Bakhodir Jalalov (6-0, 6 KOs): The 6-foot-7 Uzbekistani southpaw is only 25 and has competed in three World Championships. In a highly controversial maneuver, his 2019 gold medal victory was tarnished by the fact that he’s already turned professional by that point. Jalalov turned over in May 2018 and has won all six fights inside four rounds. With his size, southpaw stance, power and amateur pedigree, he should have a bright future. This year should be big for the Lou DiBella promoted boxer.
Joe Joyce (10-0, 9 KOs): Joyce enjoyed a very impressive amateur career, winning Commonwealth and European gold, World Championship bronze and Olympic silver. He also earned wins over Hrgovic, Jalalov and Tony Yoka in the unpaid ranks. Joyce turned professional in his 30s but has moved quickly, posting more notable wins than anyone else on the list: Kiladze (KO 5), one-time prospect Joe Hanks (KO 1), Bermane Stiverne (TKO 6), Alexander Ustinov (TKO 3) and Bryant Jennings (UD 12). “The Juggernaut” is 6-foot-6′ and approximately 250 pounds. He often looks slow and has been caught, but his chin has passed every test. The 34-year-old was set to face Marco Huck for the vacant European title, but the former cruiserweight titleholder suffered an injury. Next up could be a mouth-watering fight with domestic rival Dubois.

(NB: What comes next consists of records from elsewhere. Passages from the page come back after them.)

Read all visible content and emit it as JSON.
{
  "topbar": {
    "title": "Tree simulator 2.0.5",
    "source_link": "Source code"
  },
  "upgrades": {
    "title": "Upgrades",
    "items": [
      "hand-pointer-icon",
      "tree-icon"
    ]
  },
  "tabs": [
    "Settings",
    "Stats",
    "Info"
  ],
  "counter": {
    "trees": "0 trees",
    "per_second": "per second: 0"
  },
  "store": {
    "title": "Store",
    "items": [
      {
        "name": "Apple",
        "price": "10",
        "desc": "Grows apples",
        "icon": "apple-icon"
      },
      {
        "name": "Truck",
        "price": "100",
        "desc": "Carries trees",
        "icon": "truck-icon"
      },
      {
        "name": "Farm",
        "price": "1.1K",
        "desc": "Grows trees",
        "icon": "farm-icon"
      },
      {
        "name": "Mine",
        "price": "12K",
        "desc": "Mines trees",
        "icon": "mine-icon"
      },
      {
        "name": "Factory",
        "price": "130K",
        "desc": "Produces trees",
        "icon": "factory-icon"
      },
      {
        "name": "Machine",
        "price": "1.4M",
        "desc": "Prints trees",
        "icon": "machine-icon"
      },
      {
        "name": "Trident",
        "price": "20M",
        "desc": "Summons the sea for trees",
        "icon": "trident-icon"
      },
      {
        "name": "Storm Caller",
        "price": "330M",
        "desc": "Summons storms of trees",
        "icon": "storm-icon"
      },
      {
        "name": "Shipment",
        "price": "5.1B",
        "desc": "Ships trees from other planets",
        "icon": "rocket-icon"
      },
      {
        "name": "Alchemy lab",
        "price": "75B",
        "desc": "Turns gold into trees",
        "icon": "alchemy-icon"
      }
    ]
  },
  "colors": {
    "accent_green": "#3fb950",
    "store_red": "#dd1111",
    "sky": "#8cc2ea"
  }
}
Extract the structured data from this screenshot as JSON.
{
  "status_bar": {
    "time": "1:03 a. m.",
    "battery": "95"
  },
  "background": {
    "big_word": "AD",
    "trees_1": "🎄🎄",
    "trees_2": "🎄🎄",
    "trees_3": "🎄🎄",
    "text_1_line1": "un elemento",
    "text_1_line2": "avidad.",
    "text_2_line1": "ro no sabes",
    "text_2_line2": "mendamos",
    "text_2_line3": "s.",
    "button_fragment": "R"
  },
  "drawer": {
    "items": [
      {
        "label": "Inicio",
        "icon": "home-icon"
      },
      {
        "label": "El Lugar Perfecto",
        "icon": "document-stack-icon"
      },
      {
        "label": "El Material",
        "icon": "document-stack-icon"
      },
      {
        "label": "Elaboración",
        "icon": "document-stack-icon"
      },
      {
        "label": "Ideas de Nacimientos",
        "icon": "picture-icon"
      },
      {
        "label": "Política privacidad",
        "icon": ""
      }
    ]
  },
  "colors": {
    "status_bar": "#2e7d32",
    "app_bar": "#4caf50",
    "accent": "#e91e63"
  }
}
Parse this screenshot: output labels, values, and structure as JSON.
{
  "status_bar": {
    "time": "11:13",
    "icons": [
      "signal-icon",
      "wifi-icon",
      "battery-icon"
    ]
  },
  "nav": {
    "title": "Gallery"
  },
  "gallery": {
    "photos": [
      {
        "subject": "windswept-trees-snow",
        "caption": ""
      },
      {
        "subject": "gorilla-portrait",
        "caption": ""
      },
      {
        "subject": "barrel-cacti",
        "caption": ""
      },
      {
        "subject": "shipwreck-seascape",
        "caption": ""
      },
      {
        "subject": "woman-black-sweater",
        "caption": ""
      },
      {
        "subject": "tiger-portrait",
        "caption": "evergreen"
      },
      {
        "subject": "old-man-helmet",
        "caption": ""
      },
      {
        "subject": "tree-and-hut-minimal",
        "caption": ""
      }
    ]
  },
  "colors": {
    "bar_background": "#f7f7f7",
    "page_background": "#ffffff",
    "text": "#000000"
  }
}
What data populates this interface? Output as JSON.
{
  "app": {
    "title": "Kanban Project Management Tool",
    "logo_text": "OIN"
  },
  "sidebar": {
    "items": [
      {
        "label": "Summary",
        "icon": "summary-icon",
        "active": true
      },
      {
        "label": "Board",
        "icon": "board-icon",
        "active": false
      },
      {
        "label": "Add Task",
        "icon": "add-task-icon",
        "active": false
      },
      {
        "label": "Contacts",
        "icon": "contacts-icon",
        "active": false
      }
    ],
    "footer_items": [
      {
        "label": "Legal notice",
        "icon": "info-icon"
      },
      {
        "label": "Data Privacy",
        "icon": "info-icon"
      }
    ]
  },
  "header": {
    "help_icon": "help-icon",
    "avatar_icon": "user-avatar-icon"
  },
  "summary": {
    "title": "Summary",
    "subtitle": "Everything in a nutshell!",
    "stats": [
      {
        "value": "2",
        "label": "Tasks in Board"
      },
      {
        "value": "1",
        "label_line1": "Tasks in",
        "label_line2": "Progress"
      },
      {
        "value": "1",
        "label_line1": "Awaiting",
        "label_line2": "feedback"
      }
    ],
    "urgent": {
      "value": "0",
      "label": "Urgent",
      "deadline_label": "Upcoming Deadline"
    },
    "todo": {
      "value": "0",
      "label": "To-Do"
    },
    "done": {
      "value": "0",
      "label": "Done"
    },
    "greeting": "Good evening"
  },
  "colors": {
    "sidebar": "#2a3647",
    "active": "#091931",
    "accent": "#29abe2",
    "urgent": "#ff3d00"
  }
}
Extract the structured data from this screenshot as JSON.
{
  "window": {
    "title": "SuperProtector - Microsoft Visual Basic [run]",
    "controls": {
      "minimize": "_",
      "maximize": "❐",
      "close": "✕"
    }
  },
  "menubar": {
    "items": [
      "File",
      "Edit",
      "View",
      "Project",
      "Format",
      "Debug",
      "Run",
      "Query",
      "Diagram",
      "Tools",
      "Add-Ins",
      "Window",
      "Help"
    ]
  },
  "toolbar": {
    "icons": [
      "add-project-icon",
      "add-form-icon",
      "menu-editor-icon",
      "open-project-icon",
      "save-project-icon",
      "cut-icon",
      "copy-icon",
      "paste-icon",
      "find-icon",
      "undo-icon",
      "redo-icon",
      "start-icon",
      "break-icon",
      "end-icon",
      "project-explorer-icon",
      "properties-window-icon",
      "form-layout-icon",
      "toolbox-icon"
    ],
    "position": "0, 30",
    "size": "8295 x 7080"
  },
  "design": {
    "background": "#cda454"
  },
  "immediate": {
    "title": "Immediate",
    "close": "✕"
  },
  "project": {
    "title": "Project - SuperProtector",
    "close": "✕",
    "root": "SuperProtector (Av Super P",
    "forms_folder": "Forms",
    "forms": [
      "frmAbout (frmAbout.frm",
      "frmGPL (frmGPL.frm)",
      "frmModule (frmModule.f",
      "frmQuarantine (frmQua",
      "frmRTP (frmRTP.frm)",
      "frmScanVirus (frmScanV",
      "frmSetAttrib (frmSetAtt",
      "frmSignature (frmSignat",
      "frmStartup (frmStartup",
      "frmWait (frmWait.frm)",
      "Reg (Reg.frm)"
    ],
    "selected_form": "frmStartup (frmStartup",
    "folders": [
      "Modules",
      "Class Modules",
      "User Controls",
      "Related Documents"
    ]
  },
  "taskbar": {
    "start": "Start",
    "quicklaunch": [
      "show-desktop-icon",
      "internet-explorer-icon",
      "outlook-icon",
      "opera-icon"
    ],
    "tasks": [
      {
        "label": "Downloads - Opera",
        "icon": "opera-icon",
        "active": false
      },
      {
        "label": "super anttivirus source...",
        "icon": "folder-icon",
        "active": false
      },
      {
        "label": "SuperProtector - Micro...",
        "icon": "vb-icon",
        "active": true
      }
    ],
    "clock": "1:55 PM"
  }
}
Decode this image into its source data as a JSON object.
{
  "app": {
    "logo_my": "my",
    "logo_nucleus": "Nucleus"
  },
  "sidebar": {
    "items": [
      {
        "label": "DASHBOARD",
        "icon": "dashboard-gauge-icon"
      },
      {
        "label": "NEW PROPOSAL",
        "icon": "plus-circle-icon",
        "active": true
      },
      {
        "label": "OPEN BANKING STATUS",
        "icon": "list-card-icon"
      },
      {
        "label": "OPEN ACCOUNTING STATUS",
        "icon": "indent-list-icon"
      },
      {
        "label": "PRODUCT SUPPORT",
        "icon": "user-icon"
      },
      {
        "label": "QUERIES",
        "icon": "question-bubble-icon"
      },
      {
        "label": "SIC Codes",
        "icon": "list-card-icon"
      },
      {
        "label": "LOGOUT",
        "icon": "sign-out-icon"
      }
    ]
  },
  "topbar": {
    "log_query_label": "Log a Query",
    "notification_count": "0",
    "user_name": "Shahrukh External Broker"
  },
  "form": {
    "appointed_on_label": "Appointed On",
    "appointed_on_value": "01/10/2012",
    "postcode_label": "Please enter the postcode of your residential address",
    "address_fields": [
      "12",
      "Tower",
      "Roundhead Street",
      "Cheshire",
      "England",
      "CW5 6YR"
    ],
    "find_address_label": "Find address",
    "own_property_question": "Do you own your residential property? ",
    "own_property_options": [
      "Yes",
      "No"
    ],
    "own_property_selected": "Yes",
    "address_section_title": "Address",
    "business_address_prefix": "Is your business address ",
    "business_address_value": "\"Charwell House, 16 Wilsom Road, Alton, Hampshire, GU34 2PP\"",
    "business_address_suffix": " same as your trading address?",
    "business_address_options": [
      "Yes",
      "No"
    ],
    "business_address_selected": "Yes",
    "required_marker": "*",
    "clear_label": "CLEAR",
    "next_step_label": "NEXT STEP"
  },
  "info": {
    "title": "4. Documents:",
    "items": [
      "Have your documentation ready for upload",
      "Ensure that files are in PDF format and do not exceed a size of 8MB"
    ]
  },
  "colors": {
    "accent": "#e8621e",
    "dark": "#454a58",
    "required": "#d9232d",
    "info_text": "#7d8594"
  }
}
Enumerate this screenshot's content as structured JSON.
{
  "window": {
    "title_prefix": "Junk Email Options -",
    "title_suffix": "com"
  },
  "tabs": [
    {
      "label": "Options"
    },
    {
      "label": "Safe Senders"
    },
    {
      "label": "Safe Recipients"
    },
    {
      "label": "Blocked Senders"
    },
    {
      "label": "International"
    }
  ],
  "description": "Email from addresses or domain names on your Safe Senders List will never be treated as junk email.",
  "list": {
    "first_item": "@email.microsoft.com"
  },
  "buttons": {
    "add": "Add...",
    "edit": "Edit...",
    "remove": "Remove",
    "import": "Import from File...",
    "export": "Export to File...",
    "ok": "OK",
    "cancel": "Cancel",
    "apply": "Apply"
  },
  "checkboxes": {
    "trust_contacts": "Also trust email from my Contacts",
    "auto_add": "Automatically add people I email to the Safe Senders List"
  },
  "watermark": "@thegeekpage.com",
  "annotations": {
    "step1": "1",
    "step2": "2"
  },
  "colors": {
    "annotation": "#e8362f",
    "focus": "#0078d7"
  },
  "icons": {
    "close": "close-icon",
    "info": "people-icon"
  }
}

Mahammadrasul Majidov (2-0, 2 KOs): Majidov was a fixture of the amateur scene for much of the 2010s. The burly Russian represented Azerbaijan as an amateur and won gold at the 2011 and 2013 World Championships. He also fought at the 2012 and 2016 Olympics, taking bronze at the former. Majidov boasts amateur wins over likes of Joshua, Ivan Dychko and Tony Yoka. It looked like he would miss the boat as a professional but finally turned over last September, just weeks before his 33rd birthday. He has won both fights to date with considerable ease. With his background and advancing age, look for him to take calculated risks and move quickly.
Arslanbek Makhmudov (10-0, 10 KOs): The formidable Russian was a top amateur and regularly competed in the World Series of Boxing. During that time the 30-year-old caught the attention of Eye of the Tiger management, who moved him into the paid ranks in December 2017 under the tutelage of Marc Ramsay. At 6-foot-5 and roughly 260 pounds, he is an imposing physical specimen. Although not the quickest, he is immensely strong and powerful. Recently, Makhmudov demonstrated his power by blowing through a faded Samuel Peter in one round. His team are extremely high on him and looking to put him in big fights this year. All 10 of his bouts have taken place in Canada.
Tony Yoka (7-0, 6 KOs): The poster boy of French boxing was a top amateur. He fought at the 2012 and 2016 Olympics, winning gold at the latter, and also took a gold at the World Championships in 2015. As an amateur, Yoka posted wins over Hrgovic and Joyce. At 6-foot-7 and around 235 pounds, he possesses size advantages over most of his opposition and is more athletic than most. But it remains to be seen if Yoka, who was banned for 12 months after “missing” three drugs tests, can deal with the physicality of the sport or if he’s just a pretty boy.